Task instructions: Report back every line in the data that includes the string "Gerson".

Material supplied:
⟨

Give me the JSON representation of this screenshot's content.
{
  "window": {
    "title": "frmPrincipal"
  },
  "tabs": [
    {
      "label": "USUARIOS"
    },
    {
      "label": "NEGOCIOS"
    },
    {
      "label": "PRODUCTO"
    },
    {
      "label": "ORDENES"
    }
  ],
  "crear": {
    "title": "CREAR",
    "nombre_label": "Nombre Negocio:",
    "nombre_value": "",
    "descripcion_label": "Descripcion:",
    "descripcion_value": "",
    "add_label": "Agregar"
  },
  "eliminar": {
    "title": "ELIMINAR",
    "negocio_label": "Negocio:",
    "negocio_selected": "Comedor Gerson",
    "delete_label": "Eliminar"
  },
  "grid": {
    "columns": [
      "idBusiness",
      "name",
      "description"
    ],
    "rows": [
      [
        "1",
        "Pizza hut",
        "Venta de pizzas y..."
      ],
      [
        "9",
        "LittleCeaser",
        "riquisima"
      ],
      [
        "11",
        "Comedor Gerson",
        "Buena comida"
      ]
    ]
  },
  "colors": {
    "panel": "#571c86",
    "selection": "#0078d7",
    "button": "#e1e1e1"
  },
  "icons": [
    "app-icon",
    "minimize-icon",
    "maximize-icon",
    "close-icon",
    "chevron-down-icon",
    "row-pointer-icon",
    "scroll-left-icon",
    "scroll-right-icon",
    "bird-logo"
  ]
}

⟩

Answer to this task:
    "negocio_selected": "Comedor Gerson",
        "Comedor Gerson",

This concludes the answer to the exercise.